(1) GET COVID FREE
(2) CONTINUE TO LIMP ALONG
The government will clearly choose option two, as it has worked so well in the past (sarcasm). By so doing, schools will remain closed and most businesses will have to limp along and we can expect further lockdowns, more deaths, more infections, more wasted money on PPE and, having missed the traditional tourist season, limp into 2022.
If we are going down that path, then we need the following immediately post-lockdown:
(1) Access to medical masks
(2) National contact tracing apps
(3) Rapid antigen tests for the population to purchase and self-identify illness
(4) Lifting of Duties, Taxes and VAT on all Covid-related supplies and equipment
(5) Quarantine of individuals entering our island for 14 days with two negative PCR tests 48-hours apart
These should have all been in place since last year, but now that we’ve gotten the inevitable wake-up call (ie current COVID statistics), let’s not dilly dally.
Now, if we want to be visionary, why not get us COVID-free? A small island with only 300,000 people is not overly-challenging to get COVID-free. Once COVID-free, ALL businesses reopen.ALL. Schools start back. Restaurants, cinemas, offices – everything re-opens fully.
No more unemployment.
Cargo can still enter and exit our island. Humans bring the disease. While the virus may survive on surfaces up to 3+ days, we just have to sanitise it – UVC lights, misting, letting it sit for five days before touching it – you decide. But wow, it would be so nice to see all the truckers working again, and the delivery people, and the brokers, gas stations etc.
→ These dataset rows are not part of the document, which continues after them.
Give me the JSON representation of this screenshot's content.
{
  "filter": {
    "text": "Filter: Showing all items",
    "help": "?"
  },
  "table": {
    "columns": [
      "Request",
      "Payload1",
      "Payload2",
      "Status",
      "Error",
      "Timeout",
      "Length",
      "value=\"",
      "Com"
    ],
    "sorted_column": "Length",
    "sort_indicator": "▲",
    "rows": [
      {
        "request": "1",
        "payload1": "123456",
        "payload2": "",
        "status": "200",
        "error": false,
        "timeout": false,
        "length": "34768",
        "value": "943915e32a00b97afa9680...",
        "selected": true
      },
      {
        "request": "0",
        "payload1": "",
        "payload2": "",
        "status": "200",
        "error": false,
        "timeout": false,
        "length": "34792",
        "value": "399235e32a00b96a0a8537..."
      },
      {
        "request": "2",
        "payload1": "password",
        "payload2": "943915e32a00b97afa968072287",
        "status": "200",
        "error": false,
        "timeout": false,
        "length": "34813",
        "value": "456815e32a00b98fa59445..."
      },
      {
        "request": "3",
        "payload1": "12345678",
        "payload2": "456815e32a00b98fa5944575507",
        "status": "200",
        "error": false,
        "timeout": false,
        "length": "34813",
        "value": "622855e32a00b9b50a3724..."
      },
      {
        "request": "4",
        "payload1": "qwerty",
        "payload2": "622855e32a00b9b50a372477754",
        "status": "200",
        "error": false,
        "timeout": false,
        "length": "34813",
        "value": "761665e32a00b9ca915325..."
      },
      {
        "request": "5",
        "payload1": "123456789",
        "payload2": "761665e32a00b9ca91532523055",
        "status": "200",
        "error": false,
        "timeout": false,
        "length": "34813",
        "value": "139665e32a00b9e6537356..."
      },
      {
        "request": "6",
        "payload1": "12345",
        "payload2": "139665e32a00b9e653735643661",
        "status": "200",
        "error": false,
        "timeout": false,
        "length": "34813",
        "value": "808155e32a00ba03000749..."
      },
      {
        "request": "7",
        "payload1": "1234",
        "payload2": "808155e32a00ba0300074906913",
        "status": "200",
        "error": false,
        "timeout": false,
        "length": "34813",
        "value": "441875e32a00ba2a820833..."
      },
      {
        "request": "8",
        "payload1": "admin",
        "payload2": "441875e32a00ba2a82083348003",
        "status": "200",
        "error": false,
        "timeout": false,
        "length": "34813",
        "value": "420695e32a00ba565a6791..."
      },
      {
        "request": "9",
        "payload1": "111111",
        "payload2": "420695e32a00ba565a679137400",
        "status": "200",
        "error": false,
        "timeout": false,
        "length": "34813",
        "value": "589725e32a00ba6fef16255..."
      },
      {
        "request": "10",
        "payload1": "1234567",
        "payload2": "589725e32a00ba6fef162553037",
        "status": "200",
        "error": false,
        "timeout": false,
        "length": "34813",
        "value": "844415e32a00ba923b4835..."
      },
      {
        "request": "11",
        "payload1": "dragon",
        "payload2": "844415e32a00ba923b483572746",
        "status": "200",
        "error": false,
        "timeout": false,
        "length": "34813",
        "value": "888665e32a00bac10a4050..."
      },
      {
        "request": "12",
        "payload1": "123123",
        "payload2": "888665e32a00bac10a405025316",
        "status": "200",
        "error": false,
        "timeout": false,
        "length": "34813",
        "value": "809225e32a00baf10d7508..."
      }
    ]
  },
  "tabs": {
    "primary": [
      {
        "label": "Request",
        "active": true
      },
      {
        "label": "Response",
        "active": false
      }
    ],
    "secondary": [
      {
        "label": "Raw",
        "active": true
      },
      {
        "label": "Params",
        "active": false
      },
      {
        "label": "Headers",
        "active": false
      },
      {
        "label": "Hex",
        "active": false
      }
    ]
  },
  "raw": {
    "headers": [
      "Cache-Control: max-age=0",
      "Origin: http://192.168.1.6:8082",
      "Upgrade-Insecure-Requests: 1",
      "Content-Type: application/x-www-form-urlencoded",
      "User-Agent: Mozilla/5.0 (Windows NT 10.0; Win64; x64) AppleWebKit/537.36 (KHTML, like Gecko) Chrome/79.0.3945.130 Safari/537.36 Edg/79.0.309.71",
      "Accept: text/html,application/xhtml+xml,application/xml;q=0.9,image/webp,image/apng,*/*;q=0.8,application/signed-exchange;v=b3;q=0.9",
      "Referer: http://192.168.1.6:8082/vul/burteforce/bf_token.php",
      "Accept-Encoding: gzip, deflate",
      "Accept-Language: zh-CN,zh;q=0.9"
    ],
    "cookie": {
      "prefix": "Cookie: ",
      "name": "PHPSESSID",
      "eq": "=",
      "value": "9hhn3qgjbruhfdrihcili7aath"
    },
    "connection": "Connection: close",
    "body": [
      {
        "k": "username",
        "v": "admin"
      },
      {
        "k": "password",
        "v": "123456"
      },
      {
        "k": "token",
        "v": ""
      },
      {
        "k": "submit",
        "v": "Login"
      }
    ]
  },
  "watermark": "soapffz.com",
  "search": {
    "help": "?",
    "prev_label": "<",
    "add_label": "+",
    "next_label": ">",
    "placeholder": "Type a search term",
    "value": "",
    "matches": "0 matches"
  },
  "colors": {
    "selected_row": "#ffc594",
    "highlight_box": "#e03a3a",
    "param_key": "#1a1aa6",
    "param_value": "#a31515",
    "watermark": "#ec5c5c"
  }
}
But Barbados cannot survive with just us – we need tourists! True. Not that any are flying right now. Canadians are not expected before May 1st. Most of our suppliers of tourists are in lockdown anyway. But true, we do want them. And when they are ready to come, they can.
In our COVID-free world, they don’t even need to quarantine. They come, get transferred to their all-inclusive hotel, have a great time and leave. It doesn’t matter if they have COVID or not. We will protect our staff by putting measures in place as designed by the medical community.
We will test our hotel workers daily if necessary. And if, God forbid, one of our own gets infected? In the unlikely event of such a mishap, we will spot it quickly and will know where they have been due to our contact tracing app. But remember, if we go this route, we will also design the model properly. Strict protocols and measures in place. I’m not saying it’s easy, but I am saying it’s possible. As the owner of a small hotel that used to employ around 40 people, I’m willing to do what it takes to bring back guests safely.
For this country to reopen after the lockdown, we need to see the stats. What has changed? Are there new protocols in place? What is different on February 18th vs Feb 3rd? Are there new measures that make sense? When will schools reopen? When can we see regular numbers of people in our businesses?
Like most Barbadians, I am scared. I am also mad. I’m angry and upset because I know it didn’t have to come to this. We could have, and can, do a WHOLE lot better.
Yes, the vaccines are coming. We are beggars and will take whichever one we can get. We have no idea which one is the best one for our ethnicity and population with our high rate of NCDs, but hey, when the virus is running amuck and your only choice is a vaccine because we didn’t adequately protect our population, let’s reach out to those agencies that can assist and get whatever they can obtain for us.
Boy, I wished I lived on an island. I would have it COVID-free, everyone working, feting, going to school, enjoying Crop-Over and waiting to figure out which vaccine was the best for my people, then get it when it was available and all the data was in.
Oh shoot, we DO live on an island! Crap. Back to the drawing board.
Dr. V. Armogan is an Orthodontist and President of the Barbados Dental Association. He has a Bachelor’s of Science in Chemistry; a Doctor of Dental Surgery; Master’s of Science in Dentistry and is a Certified Orthodontist. He is an
outside-the-box thinker and disruptor in several platforms including C4DT (Center For Disruptive Transformation). As a serial entrepreneur, hotelier, restaurateur, real-estate and construction owner, he has a unique ability to see problems in different lights.